Trade Promotion Authority. Although new U.S. Trade Representative Mike Froman told the Senate Finance Committee more than a month ago that President Obama is asking Congress to renew TPA “as soon as possible,” there appears to have been little follow-up from the White House and as a result efforts to develop and introduce a TPA bill have slowed. TPA (also known as fast track) allows the president to submit trade agreements to Congress for a straight up-or-down vote, and supporters says a renewal of this authority will be needed to implement the Trans-Pacific Partnership and Transatlantic Trade and Investment Partnership agreements currently under negotiation.
Export Promotion. The House Foreign Affairs Committee approved July 24 legislation (H.R. 1409) that aims to improve the promotion of exports of U.S. goods and services. Under this bill the Trade Promotion Coordinating Committee would be required to, among other things, coordinate export promotion activities across the federal government, clearly outline the role of each agency in each part of the export process, and provide on the Internet a detailed listing of current and future federal and state-led trade missions, trade fairs and related activities. The State Department would have to direct ambassadors to develop country-by-country commercial diplomacy plans aimed at increasing U.S. exports and assess the effectiveness of U.S. embassies in carrying out commercial diplomacy and helping U.S. exporters.
Other. Following is a list of additional trade-related legislation that has been introduced recently. The texts of these bills are or will shortly be available on the Library of Congress Web site.
H.R. 2664 – to create the America Star Program, a voluntary, standardized labeling program that would indicate to consumers the extent to which products are U.S.-made (introduced July 17 by Rep. Carney and referred to the House Committee on Energy and Commerce)
H.R. 2740 – to provide for the identification of corporate tax haven countries and increased penalties for tax evasion practices in haven countries that ship U.S. jobs overseas (introduced July 18 by Rep. McNerney and referred to the House committees on Ways and Means and Oversight and Government Reform)
H.R. 2771 – to repeal the requirements under the Natural Gas Act for obtaining authorization for the exportation or importation of natural gas (introduced July 22 by Rep. Poe and referred to the House committees on Energy and Commerce and Foreign Affairs)
H.R. 2791 – to prohibit U.S. exports of certain electronic waste to countries that are not members of the European Union or the Organization for Economic Cooperation and Development and to assess the recycling and recovery of rare earth metals from electronics (introduced July 23 by Rep. Gene Green and referred to the House committees on Energy and Commerce and Science, Space and Technology)
S. 1357 – to extend the trade adjustment assistance program (introduced July 24 by Sen. Baucus and referred to the Senate Committee on Finance)
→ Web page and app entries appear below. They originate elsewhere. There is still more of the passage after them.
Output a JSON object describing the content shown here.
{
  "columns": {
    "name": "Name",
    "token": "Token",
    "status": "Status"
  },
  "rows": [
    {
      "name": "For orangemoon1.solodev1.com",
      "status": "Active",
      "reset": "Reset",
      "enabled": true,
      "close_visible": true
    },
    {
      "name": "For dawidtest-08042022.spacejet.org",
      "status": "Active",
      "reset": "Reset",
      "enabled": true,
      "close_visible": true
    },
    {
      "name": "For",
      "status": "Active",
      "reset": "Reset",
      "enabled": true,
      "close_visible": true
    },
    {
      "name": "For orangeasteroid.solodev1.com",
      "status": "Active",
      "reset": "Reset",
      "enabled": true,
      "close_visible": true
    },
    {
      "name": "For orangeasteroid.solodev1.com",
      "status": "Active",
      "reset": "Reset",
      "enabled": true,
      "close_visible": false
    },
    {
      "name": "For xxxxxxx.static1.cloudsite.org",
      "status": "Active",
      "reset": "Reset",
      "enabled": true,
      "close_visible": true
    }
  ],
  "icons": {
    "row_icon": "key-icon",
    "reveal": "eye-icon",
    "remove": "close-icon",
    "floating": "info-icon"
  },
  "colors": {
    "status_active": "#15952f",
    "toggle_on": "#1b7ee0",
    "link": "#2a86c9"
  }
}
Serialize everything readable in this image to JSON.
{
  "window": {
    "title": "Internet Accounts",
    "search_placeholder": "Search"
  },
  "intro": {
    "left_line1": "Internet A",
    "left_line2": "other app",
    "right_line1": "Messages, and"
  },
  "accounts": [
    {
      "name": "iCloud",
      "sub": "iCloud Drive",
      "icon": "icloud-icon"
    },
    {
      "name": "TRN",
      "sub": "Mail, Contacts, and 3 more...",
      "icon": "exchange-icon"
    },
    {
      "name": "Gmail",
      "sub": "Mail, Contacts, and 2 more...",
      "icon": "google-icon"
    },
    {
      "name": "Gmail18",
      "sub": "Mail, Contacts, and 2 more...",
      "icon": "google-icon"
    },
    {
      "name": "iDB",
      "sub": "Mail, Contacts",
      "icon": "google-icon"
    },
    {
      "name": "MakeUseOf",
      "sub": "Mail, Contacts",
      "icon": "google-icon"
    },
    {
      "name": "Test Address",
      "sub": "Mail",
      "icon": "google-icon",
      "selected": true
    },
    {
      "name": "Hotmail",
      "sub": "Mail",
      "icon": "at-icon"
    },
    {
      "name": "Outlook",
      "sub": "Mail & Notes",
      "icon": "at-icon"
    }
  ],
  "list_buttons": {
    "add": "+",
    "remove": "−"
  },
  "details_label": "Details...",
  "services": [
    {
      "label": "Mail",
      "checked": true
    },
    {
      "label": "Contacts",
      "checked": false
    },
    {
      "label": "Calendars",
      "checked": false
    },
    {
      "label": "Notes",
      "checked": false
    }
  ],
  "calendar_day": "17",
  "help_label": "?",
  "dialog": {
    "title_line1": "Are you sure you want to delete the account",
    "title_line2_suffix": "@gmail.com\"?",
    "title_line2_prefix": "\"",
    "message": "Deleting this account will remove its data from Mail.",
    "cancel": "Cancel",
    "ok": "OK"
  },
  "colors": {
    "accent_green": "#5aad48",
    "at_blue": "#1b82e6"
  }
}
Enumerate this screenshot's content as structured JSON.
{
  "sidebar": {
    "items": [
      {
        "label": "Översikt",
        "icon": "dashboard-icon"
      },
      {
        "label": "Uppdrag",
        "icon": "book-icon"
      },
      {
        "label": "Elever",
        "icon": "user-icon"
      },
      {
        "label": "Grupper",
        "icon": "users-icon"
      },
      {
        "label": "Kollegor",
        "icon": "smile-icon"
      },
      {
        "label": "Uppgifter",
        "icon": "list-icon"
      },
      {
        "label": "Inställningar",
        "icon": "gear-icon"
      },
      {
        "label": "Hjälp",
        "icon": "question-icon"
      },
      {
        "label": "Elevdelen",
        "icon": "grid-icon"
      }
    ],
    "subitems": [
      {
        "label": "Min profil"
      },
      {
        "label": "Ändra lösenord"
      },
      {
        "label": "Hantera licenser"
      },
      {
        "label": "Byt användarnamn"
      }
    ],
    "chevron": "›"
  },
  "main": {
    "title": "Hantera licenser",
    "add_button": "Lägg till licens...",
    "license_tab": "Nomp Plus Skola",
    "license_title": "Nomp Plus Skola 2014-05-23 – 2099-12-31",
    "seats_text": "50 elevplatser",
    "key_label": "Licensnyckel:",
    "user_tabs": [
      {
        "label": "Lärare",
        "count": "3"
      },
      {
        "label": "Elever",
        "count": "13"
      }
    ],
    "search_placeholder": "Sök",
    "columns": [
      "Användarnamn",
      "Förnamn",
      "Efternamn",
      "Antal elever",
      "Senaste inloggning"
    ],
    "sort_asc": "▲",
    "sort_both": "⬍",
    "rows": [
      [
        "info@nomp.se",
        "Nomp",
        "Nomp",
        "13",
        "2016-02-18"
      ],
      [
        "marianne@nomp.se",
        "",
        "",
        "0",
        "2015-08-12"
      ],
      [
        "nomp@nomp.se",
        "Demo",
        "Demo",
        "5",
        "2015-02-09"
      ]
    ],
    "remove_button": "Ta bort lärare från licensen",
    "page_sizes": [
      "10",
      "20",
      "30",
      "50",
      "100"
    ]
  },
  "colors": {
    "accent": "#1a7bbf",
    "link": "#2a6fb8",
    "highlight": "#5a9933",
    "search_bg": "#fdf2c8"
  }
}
H.R. 2806 – to provide that importation of certain containers containing de minimis residual matter shall be excepted from the customs laws of the United States (introduced July 24 by Rep. Marchant and referred to the House Committee on Ways and Means)